◆ SUPPLIED DATA:
══════

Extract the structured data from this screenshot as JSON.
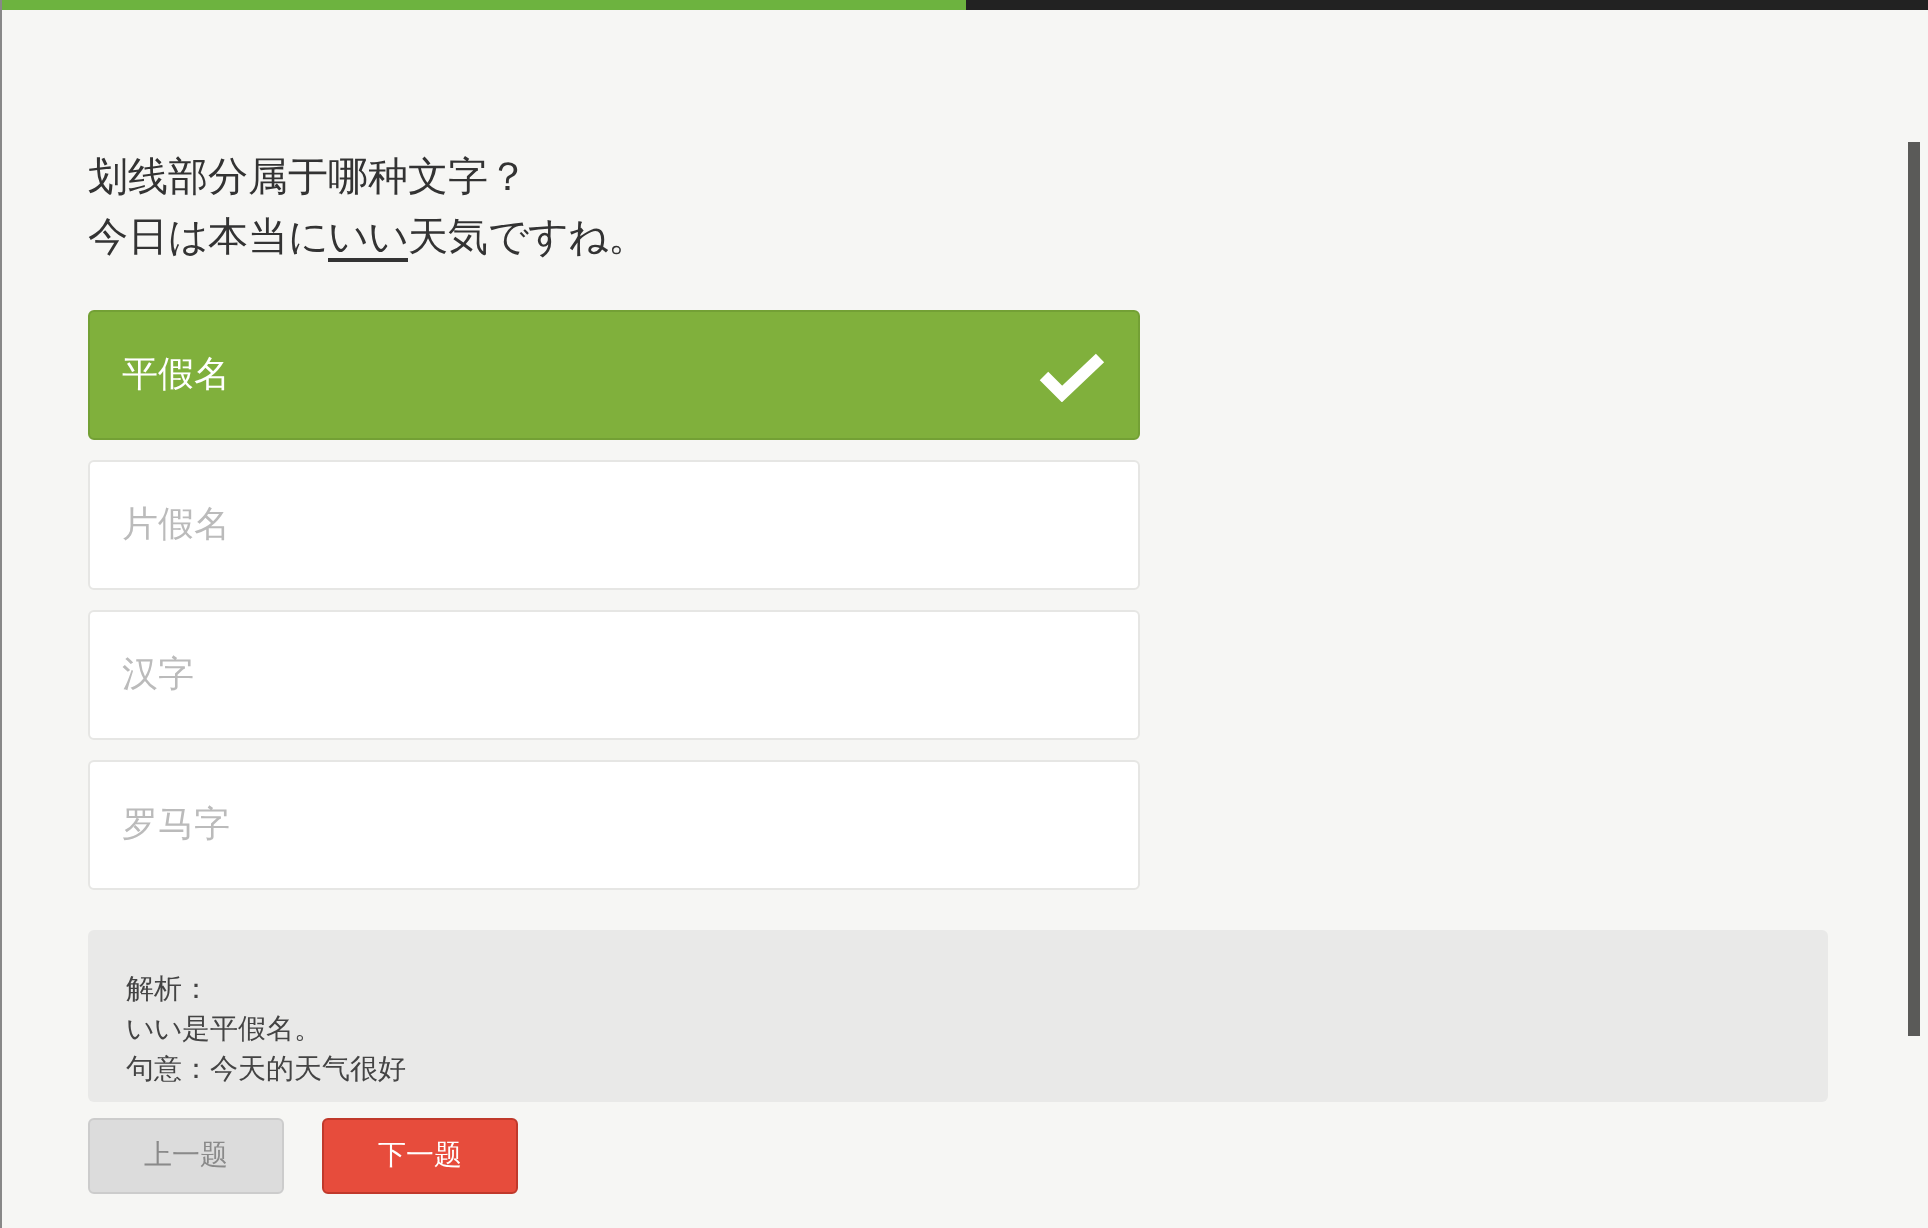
{
  "progress": {
    "level": 0.5
  },
  "question": {
    "prompt": "划线部分属于哪种文字？",
    "sentence": [
      {
        "text": "今日は本当に",
        "underlined": false
      },
      {
        "text": "いい",
        "underlined": true
      },
      {
        "text": "天気ですね。",
        "underlined": false
      }
    ]
  },
  "options": [
    {
      "label": "平假名",
      "selected": true
    },
    {
      "label": "片假名",
      "selected": false
    },
    {
      "label": "汉字",
      "selected": false
    },
    {
      "label": "罗马字",
      "selected": false
    }
  ],
  "explanation": [
    "解析：",
    "いい是平假名。",
    "句意：今天的天气很好"
  ],
  "buttons": [
    {
      "label": "上一题",
      "disabled": true,
      "kind": "prev"
    },
    {
      "label": "下一题",
      "disabled": false,
      "kind": "next"
    }
  ]
}
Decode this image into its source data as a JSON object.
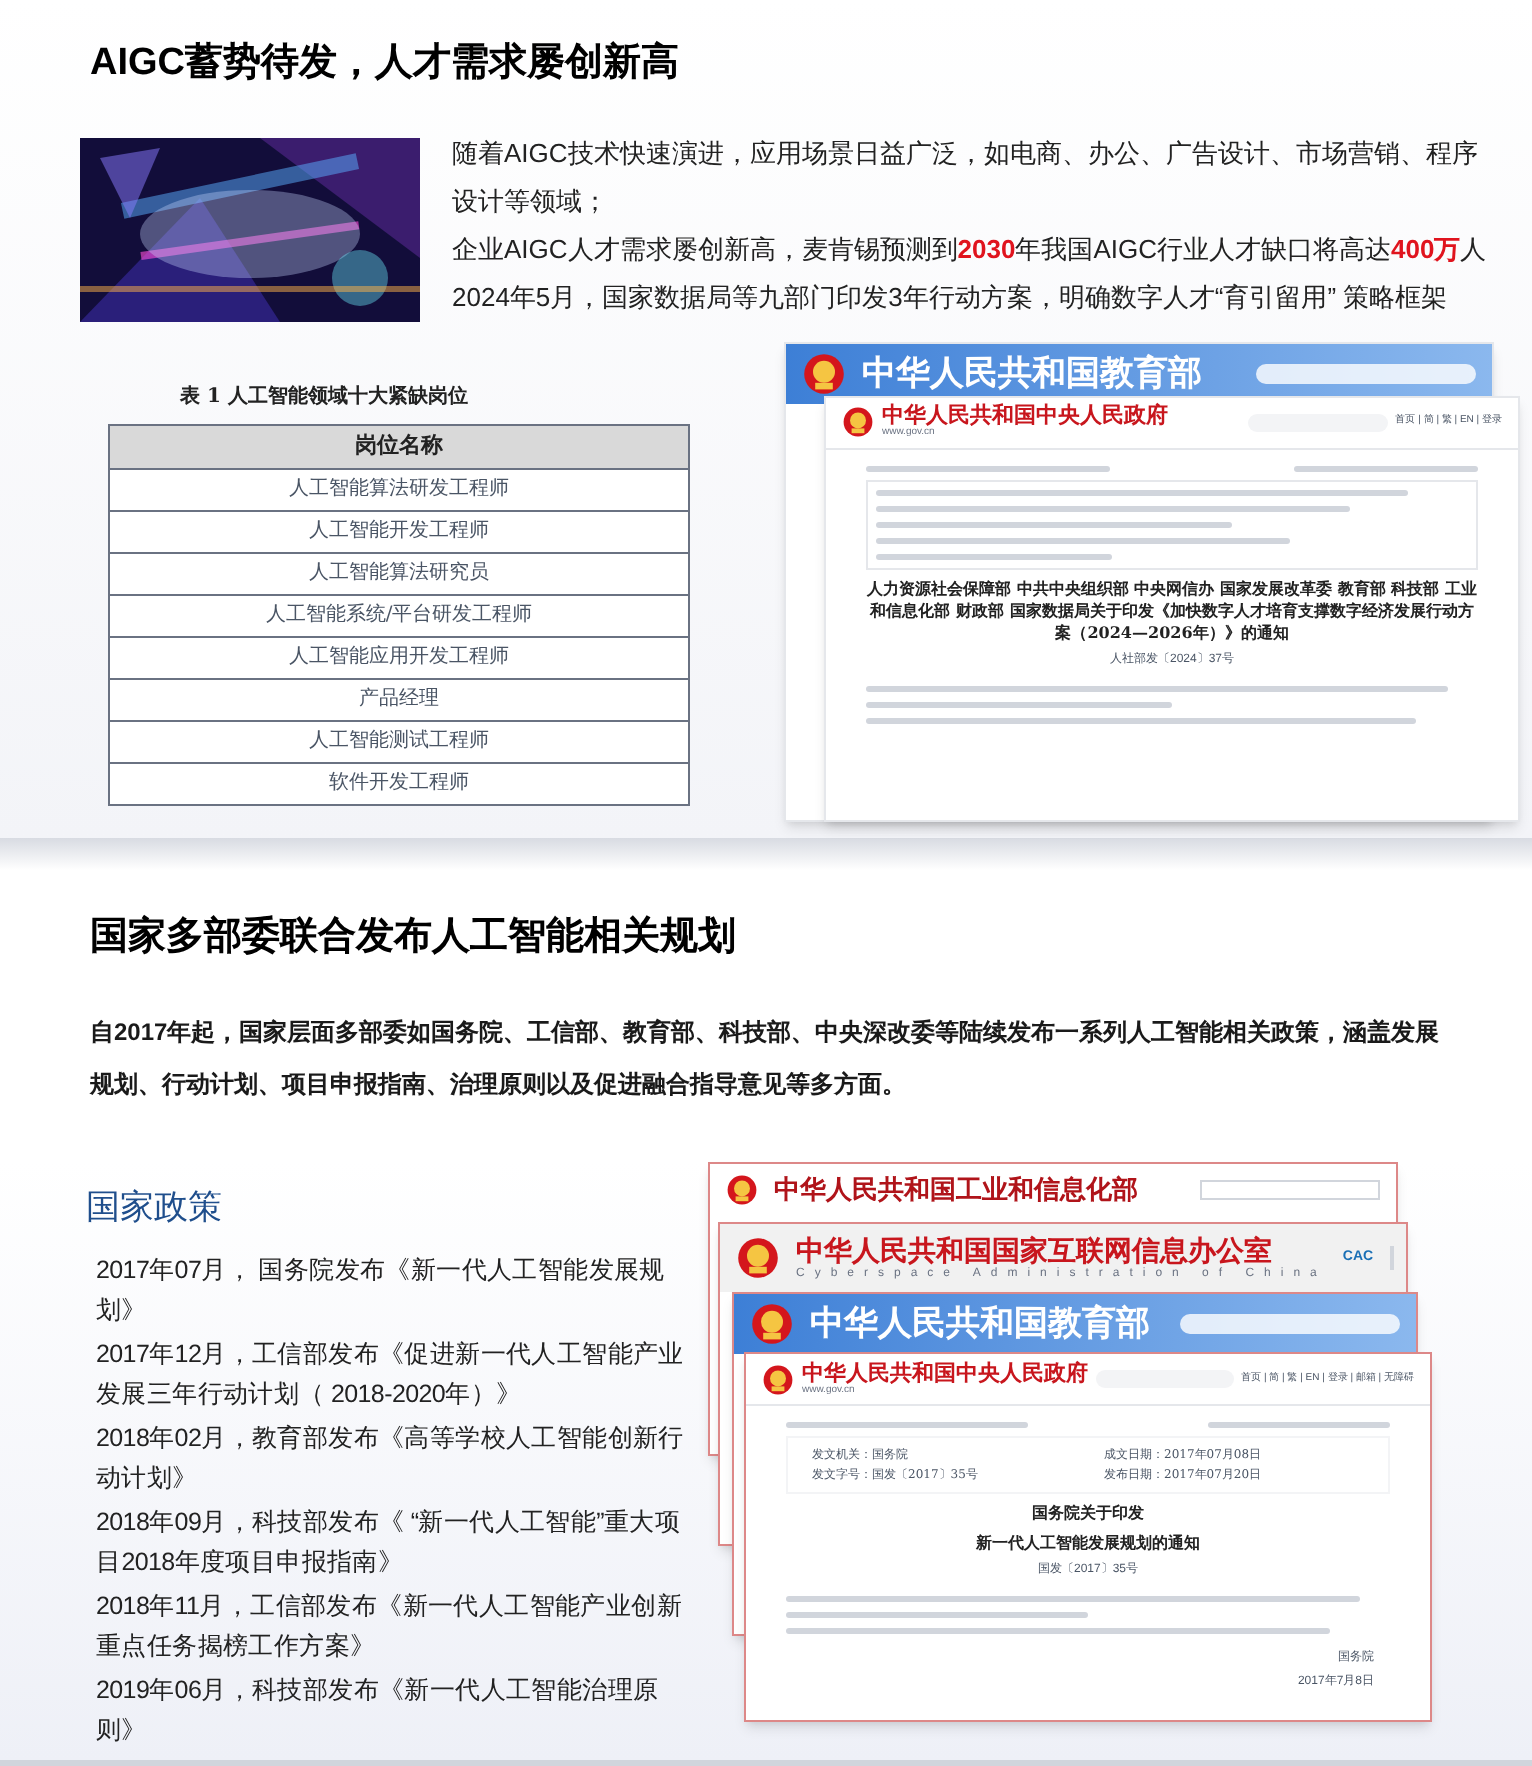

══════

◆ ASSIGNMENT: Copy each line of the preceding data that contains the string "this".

◆ SOLVED PROBLEM:
Extract the structured data from this screenshot as JSON.
Decode this image into its source data as a JSON object.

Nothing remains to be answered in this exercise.